Hungarians are due to vote on October 2 on whether their country should accept a portion of refugees under an EU quota plan without requiring parliamentary approval.
Right-wing Prime Minister Viktor Orban fiercely opposed to scheme, characterizing it an attack on national sovereignty and a bid to "redraw Europe's cultural and religious identity."
Opposition groups have denounced Orban's "campaign of fear" which they say the government is whipping up against refugees.
On Wednesday, a joint statement by 22 non-governmental organizations (NGOs) said they had decided to campaign for the referendum to be rendered invalid.
The statement signed by the Helsinki Committees for Human Rights group among others said the referendum "does not allow the promotion of our common values, has no sense and is inhumane.”
Orban has refused to take a single refugee, sending some 400,000 refugees who had arrived in the country to other countries.
His government has built fences on its southern borders and launched an acrimonious campaign against refugees linking them to crime and terrorism.
Posters plastered on lampposts and billboards nationwide read, "Did You Know? Brussels wants to settle a city-sized number of illegal migrants in Hungary."
On Friday, Orban claimed Hungary's future was at stake as he urged voters to reject the EU quota plan. Polls suggest that some 75 percent of Hungarians will back his ant-refugee campaign of “Keep Them Out” in the referendum.
The EU's quota plan envisages relocating 160,000 Syrian refugees among the bloc’s member states.
If Hungarians reject the quota, they must also accept heavy fines of £212,000 for each refugee turned away, which will add up to more than £255 million in total.
Lajos Kosa, the head of the country’s ruling Fidesz Party, said on Tuesday that the EU “will face consequences” if it chooses to turn a blind eye to the result of the referendum.

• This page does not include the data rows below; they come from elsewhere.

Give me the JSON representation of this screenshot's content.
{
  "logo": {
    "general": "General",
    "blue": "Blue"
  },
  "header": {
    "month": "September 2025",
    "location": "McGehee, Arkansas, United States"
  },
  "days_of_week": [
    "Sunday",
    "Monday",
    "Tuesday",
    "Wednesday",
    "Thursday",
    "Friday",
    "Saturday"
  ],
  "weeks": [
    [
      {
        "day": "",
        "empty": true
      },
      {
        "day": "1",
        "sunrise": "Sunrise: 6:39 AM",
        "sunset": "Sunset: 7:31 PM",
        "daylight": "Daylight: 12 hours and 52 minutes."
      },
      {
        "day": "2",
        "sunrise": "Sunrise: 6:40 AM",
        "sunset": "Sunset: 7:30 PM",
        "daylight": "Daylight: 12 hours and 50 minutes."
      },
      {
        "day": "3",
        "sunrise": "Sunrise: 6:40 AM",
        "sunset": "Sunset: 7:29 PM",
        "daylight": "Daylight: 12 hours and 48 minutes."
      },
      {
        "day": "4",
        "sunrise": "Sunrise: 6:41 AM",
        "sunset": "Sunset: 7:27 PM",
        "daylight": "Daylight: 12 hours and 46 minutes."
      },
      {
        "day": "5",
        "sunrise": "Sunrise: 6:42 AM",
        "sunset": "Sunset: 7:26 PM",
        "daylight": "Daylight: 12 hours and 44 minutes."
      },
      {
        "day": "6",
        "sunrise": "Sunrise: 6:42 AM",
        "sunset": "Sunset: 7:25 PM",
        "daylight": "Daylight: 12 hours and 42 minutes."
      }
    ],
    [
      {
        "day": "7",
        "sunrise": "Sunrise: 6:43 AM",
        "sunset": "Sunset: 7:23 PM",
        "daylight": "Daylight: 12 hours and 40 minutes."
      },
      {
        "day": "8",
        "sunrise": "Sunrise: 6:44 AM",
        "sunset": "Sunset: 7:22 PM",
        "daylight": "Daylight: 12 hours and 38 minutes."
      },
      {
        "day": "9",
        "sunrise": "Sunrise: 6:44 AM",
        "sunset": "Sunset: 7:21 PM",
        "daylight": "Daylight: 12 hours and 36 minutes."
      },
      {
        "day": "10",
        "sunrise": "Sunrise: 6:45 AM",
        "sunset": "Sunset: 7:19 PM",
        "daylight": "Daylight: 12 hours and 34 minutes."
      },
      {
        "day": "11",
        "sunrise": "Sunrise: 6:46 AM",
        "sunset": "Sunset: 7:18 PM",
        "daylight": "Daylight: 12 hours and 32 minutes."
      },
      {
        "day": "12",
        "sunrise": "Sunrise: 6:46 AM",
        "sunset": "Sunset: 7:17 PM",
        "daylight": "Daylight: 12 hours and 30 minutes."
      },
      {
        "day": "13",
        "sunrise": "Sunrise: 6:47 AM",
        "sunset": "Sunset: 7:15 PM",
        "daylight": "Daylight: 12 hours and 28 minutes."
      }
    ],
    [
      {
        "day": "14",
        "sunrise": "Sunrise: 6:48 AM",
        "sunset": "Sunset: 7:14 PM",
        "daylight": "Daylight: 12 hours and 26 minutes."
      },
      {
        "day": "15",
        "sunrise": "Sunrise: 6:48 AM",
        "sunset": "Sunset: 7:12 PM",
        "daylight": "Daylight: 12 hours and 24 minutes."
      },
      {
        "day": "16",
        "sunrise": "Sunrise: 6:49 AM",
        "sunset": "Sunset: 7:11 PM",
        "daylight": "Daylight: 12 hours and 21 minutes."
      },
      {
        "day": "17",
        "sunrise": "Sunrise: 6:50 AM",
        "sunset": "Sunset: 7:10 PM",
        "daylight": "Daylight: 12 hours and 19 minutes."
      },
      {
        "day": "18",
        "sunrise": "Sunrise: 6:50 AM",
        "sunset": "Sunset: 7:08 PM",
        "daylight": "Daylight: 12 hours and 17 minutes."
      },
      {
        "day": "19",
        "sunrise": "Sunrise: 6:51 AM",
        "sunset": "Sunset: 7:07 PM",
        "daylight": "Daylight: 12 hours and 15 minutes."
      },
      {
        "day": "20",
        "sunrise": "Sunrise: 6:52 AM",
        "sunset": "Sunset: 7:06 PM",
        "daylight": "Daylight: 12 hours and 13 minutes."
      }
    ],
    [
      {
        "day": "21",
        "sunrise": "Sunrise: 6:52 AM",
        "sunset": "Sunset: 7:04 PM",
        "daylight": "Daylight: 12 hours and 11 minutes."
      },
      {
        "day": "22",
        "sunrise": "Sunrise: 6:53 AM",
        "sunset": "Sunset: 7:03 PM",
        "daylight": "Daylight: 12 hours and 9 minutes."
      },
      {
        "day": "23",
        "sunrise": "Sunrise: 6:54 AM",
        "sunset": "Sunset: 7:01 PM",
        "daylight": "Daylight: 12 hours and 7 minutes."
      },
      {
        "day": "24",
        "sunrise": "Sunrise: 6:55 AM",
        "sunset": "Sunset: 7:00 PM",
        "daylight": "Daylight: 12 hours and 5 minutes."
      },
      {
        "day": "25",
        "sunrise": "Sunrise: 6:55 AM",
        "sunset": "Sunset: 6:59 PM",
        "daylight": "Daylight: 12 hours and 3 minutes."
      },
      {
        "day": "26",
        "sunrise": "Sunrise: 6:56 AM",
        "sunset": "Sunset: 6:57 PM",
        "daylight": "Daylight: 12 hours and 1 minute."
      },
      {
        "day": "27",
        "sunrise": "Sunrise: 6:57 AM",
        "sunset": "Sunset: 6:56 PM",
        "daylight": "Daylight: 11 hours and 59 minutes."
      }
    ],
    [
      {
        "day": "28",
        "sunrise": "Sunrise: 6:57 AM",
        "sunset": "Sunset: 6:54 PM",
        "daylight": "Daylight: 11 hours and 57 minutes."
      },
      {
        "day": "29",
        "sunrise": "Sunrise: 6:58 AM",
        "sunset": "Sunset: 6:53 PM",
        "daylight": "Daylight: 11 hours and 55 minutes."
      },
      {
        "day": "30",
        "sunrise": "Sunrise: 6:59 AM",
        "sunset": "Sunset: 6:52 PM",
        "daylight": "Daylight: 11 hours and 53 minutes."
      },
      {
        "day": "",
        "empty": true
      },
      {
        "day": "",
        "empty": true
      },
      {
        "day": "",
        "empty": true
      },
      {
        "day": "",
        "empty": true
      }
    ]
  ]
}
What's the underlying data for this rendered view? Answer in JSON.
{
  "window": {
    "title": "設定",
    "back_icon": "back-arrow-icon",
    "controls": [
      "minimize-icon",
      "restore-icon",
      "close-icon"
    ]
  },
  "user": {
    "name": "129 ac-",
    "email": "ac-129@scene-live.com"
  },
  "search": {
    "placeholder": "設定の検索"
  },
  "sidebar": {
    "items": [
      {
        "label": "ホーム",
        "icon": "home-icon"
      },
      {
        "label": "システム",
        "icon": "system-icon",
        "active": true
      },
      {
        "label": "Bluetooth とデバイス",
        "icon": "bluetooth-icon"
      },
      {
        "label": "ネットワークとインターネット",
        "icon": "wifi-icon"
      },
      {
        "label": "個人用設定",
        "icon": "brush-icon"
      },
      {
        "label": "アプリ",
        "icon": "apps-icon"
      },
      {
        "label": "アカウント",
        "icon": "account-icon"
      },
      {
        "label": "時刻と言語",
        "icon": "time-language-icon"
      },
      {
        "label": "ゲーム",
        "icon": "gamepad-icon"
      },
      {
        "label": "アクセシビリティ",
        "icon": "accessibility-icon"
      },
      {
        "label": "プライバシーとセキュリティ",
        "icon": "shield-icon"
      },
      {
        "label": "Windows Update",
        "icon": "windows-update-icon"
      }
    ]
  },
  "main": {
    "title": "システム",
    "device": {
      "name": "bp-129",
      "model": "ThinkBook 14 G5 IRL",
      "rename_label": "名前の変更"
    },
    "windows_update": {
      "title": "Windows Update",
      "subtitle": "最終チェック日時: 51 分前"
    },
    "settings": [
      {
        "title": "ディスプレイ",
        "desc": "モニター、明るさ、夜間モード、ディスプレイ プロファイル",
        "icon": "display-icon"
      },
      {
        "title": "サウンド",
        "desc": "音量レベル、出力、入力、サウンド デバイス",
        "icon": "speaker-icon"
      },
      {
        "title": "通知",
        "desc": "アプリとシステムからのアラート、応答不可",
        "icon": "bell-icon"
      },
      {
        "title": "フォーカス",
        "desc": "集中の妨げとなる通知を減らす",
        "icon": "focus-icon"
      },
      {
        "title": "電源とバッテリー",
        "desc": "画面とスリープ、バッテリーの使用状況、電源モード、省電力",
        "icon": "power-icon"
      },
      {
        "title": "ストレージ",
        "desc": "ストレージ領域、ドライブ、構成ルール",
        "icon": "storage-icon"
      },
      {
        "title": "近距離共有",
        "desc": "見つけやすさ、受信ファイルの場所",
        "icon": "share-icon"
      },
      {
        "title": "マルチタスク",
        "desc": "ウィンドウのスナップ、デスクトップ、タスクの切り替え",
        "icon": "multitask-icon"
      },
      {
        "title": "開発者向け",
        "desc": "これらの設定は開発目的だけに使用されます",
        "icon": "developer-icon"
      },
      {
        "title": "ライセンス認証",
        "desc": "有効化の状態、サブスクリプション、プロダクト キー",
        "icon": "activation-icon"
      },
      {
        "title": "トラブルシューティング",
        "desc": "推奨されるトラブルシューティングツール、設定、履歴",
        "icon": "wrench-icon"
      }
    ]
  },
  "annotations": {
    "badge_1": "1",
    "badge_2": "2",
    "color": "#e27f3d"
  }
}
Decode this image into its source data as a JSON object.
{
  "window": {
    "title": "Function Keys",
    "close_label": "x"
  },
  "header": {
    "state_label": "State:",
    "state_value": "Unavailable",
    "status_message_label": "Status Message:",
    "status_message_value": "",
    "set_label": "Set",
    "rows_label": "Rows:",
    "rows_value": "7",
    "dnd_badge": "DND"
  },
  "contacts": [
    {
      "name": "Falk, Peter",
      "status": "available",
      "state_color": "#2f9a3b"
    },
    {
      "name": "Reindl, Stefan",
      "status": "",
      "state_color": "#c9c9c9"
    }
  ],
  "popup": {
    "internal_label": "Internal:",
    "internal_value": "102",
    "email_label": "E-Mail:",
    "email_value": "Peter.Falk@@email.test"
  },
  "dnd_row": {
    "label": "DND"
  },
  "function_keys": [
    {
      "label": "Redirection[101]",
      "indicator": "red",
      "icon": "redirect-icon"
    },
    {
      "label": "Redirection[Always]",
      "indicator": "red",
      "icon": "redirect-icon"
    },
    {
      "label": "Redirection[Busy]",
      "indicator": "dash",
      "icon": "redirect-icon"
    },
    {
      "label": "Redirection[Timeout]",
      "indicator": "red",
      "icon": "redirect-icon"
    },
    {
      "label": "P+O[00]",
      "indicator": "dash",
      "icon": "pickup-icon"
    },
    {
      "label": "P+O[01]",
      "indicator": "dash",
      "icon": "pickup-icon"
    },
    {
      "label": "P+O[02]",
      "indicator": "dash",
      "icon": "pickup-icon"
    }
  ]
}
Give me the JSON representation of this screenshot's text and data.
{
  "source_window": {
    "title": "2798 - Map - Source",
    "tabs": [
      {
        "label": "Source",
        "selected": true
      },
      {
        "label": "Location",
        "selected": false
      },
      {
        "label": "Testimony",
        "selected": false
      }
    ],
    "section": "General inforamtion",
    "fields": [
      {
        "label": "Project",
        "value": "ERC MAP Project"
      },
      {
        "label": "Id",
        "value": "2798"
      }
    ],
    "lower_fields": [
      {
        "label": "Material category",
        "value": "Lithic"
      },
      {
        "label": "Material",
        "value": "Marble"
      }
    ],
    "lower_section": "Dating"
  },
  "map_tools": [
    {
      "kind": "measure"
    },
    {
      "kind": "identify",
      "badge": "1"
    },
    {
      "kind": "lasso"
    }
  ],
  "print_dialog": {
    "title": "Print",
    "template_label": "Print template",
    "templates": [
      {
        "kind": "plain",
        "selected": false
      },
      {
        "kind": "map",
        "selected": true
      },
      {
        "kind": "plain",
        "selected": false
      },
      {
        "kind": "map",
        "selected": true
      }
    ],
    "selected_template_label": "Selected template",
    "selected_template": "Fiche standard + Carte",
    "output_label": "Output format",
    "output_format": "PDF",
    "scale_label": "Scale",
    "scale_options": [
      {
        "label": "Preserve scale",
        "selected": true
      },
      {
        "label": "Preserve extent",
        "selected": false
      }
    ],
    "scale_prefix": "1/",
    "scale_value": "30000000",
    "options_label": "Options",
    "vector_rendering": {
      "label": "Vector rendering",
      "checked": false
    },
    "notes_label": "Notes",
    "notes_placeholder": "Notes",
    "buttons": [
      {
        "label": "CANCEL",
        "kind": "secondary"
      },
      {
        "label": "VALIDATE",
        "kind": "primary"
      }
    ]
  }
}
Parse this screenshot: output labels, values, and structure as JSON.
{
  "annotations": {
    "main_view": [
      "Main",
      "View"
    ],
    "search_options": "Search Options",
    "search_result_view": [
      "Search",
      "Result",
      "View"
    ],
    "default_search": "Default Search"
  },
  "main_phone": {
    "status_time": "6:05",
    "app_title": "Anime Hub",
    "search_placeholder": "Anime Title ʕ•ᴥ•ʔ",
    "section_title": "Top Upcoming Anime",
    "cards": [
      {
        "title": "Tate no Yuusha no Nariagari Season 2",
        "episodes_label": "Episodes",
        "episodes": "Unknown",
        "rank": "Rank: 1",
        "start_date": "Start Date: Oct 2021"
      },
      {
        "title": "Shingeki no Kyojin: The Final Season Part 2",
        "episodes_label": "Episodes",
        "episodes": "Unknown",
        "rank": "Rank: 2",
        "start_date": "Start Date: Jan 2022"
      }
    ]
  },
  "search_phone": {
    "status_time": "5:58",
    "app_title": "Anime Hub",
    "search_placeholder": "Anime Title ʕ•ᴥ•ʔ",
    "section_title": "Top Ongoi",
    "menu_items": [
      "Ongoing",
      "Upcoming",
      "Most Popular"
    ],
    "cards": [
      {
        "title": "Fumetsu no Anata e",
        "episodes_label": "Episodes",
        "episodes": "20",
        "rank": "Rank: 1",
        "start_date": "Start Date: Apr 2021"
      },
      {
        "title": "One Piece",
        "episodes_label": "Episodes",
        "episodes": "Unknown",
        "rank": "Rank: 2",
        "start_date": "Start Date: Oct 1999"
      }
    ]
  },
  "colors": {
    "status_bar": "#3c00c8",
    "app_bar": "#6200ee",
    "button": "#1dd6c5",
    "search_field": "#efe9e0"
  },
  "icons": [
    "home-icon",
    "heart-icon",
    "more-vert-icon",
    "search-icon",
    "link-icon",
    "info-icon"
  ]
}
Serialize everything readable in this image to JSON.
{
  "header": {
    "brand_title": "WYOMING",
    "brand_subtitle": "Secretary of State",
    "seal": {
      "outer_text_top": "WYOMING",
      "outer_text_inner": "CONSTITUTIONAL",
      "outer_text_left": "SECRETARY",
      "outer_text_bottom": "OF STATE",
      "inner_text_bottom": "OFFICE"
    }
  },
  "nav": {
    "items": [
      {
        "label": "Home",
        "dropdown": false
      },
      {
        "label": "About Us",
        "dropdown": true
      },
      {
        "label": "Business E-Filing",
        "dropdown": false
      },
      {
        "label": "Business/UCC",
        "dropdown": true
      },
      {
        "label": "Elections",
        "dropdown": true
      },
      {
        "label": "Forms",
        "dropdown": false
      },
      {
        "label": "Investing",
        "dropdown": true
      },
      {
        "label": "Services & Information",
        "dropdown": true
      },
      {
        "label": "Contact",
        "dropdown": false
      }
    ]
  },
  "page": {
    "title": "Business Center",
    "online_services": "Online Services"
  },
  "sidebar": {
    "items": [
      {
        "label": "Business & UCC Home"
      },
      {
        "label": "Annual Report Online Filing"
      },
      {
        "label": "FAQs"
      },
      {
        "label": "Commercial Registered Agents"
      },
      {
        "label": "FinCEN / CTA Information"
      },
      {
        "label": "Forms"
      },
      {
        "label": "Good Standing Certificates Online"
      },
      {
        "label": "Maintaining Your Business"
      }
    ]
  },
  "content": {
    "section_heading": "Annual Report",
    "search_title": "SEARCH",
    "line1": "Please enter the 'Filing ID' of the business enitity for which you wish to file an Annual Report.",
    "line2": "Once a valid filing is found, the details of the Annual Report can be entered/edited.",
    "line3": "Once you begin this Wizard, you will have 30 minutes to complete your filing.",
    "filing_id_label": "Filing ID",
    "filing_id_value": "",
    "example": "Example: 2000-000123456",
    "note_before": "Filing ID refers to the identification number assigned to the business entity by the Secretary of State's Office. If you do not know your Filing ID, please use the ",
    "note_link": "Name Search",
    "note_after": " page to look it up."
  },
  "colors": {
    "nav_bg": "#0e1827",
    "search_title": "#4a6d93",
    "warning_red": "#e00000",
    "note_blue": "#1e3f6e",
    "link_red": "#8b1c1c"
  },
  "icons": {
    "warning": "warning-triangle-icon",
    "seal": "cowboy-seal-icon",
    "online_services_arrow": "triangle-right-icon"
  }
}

The ruling government in Poland is emboldened by the June 23 referendum in the UK in which people voted to exit the EU.
“The decision of the citizens will give a very solid authorization for the government… There is no example of the EU ignoring the result of a referendum before,” Kosa said.
Several Hungarian opposition parties have expressed support for a boycott of the poll.
Last month, the government said that it was set to build a second “massive barrier” on its southern border and to increase the number of “border hunters” in an attempt to keep out refugees.
The government built last year a four-meter-high wall, consisting of three rolls of razor wire, along 523 kilometers (325 miles) of its southern frontiers with Serbia and Croatia.
The barrier has greatly slowed the flow of refugees entering Hungary, though most of them only wanted to pass through the country and reach Germany, their ideal destination.
According to official figures, some 400,000 refugees crossed Hungary last year; but less than 18,000 have managed to enter the country so far in 2016.
Europe has been facing an unprecedented influx of refugees, most of whom are fleeing conflict zones in North Africa and the Middle East, particularly Syria. Last year alone, well over a million refugees made their way into the continent.